> [Exercise]:
Locate all lines in the data below that hold "verified" and show them.

Records from a data source
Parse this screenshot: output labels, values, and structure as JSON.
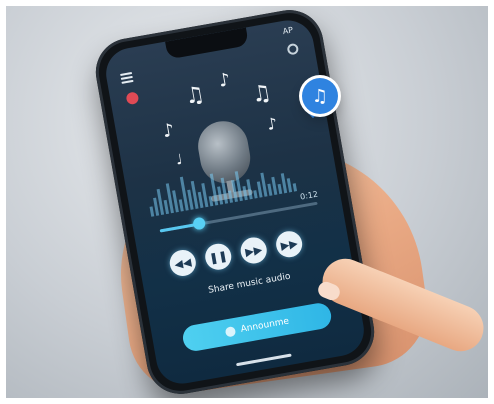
{
  "status": {
    "carrier": "AP"
  },
  "player": {
    "time": "0:12",
    "progress": 0.25,
    "controls": [
      "rewind",
      "pause",
      "forward",
      "skip"
    ],
    "share_label": "Share music audio",
    "button_label": "Announme"
  },
  "colors": {
    "accent": "#58c8f0",
    "badge": "#2f83e0",
    "record": "#e04a55"
  },
  "icons": [
    "menu-icon",
    "record-icon",
    "settings-icon",
    "music-note-icon",
    "microphone-icon"
  ]
}
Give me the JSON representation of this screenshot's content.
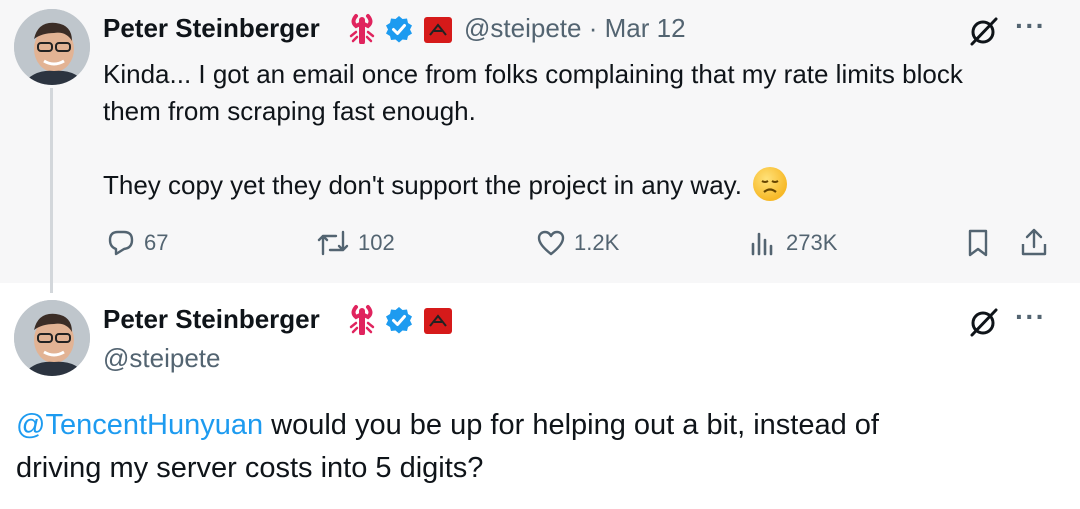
{
  "post1": {
    "author_name": "Peter Steinberger",
    "handle": "@steipete",
    "separator": "·",
    "date": "Mar 12",
    "text_line1": "Kinda... I got an email once from folks complaining that my rate limits block",
    "text_line2": "them from scraping fast enough.",
    "text_line3": "They copy yet they don't support the project in any way.",
    "emoji": "disappointed-face",
    "actions": {
      "replies": "67",
      "reposts": "102",
      "likes": "1.2K",
      "views": "273K"
    }
  },
  "post2": {
    "author_name": "Peter Steinberger",
    "handle": "@steipete",
    "mention": "@TencentHunyuan",
    "text_after_mention": " would you be up for helping out a bit, instead of",
    "text_line2": "driving my server costs into 5 digits?"
  },
  "colors": {
    "accent": "#1d9bf0",
    "muted": "#536471",
    "text": "#0f1419",
    "verified": "#1d9bf0",
    "lobster": "#e0245e"
  },
  "icons": [
    "lobster-icon",
    "verified-badge-icon",
    "flag-badge-icon",
    "grok-icon",
    "more-icon",
    "reply-icon",
    "repost-icon",
    "like-icon",
    "views-icon",
    "bookmark-icon",
    "share-icon"
  ]
}
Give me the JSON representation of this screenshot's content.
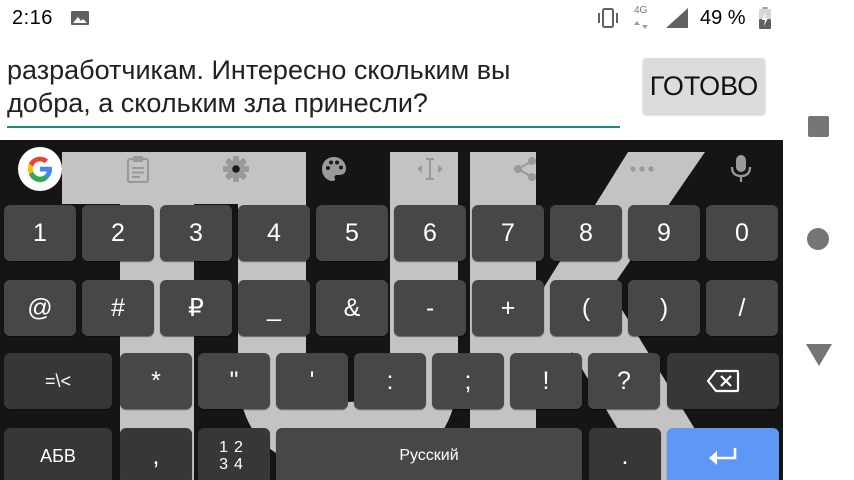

> [Exercise solution]:
    "verified": "#1d9bf0",
    "verified-badge-icon",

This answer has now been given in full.